===== Data to examine
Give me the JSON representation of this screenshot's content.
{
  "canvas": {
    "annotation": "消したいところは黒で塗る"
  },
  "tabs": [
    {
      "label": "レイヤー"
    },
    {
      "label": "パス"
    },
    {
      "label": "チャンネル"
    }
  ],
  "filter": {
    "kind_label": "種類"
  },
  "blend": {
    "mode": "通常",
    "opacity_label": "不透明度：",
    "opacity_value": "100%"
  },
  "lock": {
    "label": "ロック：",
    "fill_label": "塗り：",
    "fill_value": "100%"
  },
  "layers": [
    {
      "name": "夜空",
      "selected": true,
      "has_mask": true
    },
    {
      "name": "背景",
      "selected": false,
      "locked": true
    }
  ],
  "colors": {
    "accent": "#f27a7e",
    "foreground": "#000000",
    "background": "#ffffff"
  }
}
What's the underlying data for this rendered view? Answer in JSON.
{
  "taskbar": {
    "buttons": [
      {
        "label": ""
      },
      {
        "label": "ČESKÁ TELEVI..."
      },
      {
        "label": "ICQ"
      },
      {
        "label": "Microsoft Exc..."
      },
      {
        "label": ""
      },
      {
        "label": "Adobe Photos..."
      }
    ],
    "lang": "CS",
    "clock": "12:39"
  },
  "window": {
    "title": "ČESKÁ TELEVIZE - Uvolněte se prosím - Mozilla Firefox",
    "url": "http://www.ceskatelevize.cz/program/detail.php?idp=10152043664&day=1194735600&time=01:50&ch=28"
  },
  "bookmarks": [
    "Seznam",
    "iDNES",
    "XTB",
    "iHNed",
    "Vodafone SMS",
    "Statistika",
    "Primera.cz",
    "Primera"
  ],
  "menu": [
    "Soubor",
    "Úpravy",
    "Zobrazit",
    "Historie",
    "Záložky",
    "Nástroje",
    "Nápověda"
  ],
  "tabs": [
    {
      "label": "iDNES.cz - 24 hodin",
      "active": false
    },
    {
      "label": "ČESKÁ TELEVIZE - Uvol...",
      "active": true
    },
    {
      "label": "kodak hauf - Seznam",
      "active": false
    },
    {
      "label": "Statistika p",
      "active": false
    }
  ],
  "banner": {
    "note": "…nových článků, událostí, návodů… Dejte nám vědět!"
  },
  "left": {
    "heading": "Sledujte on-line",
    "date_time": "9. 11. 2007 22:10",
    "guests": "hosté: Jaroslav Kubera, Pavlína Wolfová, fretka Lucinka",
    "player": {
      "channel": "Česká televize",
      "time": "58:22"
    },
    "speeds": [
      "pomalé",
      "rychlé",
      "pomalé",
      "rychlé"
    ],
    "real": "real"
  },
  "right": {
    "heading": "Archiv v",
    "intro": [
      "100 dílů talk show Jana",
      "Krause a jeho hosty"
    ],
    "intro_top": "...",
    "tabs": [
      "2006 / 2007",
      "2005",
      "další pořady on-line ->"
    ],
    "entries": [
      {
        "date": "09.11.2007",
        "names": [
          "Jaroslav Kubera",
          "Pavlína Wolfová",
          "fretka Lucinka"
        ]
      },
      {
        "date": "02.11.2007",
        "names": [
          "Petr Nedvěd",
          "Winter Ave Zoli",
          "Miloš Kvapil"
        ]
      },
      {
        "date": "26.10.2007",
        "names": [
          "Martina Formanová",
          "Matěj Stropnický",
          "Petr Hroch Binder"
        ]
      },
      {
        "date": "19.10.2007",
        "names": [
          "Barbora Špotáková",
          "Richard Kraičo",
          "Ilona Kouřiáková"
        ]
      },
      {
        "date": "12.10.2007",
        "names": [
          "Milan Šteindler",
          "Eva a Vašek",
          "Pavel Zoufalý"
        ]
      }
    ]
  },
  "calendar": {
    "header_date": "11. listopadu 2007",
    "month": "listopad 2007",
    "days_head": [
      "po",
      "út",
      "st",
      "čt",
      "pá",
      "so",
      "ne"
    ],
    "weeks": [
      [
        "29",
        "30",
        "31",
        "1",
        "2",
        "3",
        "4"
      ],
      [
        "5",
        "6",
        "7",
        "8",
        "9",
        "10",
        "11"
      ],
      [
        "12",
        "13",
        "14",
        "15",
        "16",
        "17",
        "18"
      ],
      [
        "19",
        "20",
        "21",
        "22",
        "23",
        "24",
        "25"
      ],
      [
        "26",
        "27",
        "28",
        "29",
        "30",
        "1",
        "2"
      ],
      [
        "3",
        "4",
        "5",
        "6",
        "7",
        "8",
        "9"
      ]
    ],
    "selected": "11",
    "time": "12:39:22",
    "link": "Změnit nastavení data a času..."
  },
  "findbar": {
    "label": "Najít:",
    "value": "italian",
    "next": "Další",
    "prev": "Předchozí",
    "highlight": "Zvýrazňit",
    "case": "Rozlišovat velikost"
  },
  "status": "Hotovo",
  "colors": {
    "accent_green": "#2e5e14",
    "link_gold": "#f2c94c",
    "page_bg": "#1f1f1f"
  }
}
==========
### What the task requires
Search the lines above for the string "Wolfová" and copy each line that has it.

### Answer to this exercise
    "guests": "hosté: Jaroslav Kubera, Pavlína Wolfová, fretka Lucinka",
          "Pavlína Wolfová",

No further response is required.